Is There A Stigma Surrounding Addiction?

downloadStigma around addiction remains. Society still looks down upon addicts. There are those who see addicts as the bottom of the barrel, weak willed and choosing to ruin their lives.

The stigma prevents some from getting help. Others do see them selves as, inferior, worthless and hopeless.  Addicts and alcoholics are not bad people. Their behavior can be bizarre, outrageous and inconsistent with the person you know. Once the chemical is in their system or the desire to use is there the person does change. With no plan to address it things get out of control.

The celebrities and high profile people you see who are addicts are usually seen at their bottom. The same with the homeless person on the street. Often times this street person and celebrity along with addiction has untreated mental illness.  The stigma around addiction actually kills. Suicide and overdose rates continue to rise. There is little attention paid to those individuals who have addressed their addiction problems. There are millions of people who are in recovery and doing great things. Another obstacle is the war on drugs.

This war seems to be a war on people, people who have an illness and need treatment. The American Society of addiction medicine characterizes addiction as a chronic disease. Addiction is a brain disease. Drugs affect the structure and functionality of the brain. I recently had a discussion with someone who admitted he used way to many drugs. He like to idea that he somehow has a disease.

We reviewed  the research and the science and he still did not like this “disease concept”. I asked him did he agree that he used too much and  drugs were creating major problems in his life.  He said “yes”.  I asked him if he was willing to learn something new about how to live life without drugs?  He said “yes”, and agreed to get help. I had no reason to force the “disease concept” on a person who was willing to get help.

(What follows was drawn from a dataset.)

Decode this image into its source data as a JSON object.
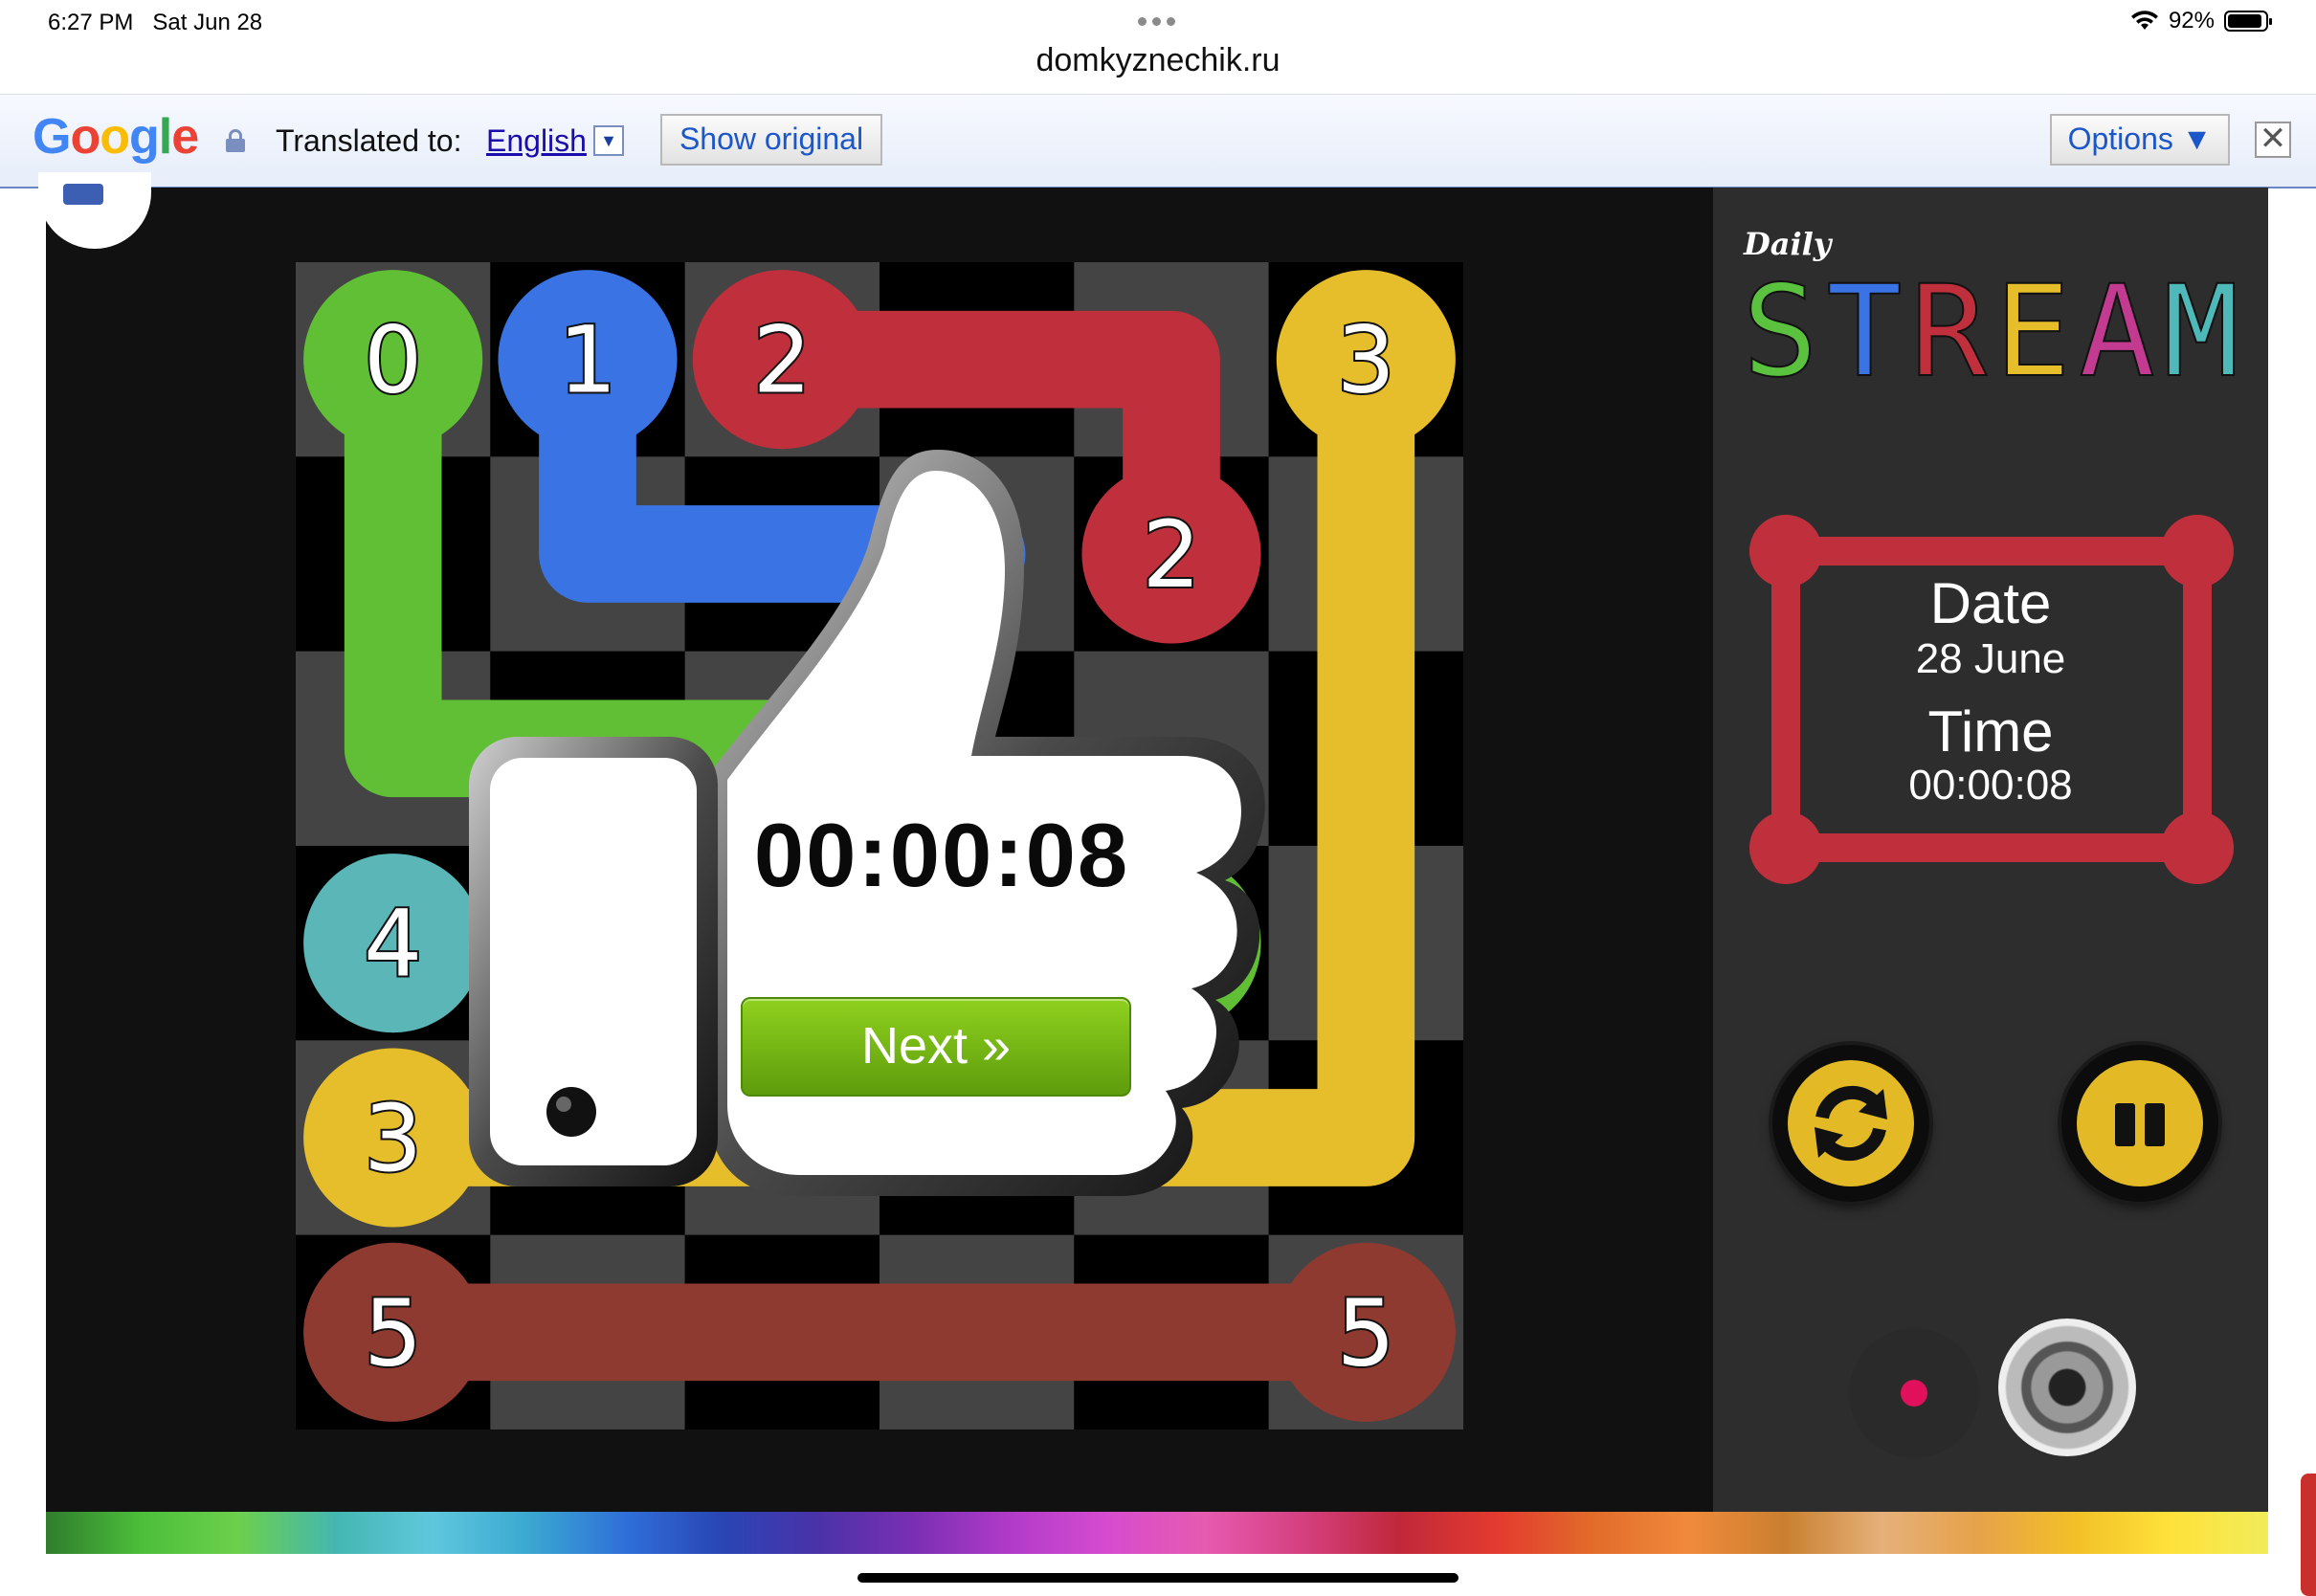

Anonymity protects individuals from stigma, shame and prejudice. The definition of Anonymity  “is the state or quality of being unknown to most people”.  This means individuals are recovering secretly or discreetly behind anonymity. Does this support shame and stigma?

How do we show recovery is possible if is not known to most people?

How do we change the belief around addiction if recovery is not shown and talked about by those who are in it?

Our cultural beliefs around addiction and recovery need to change.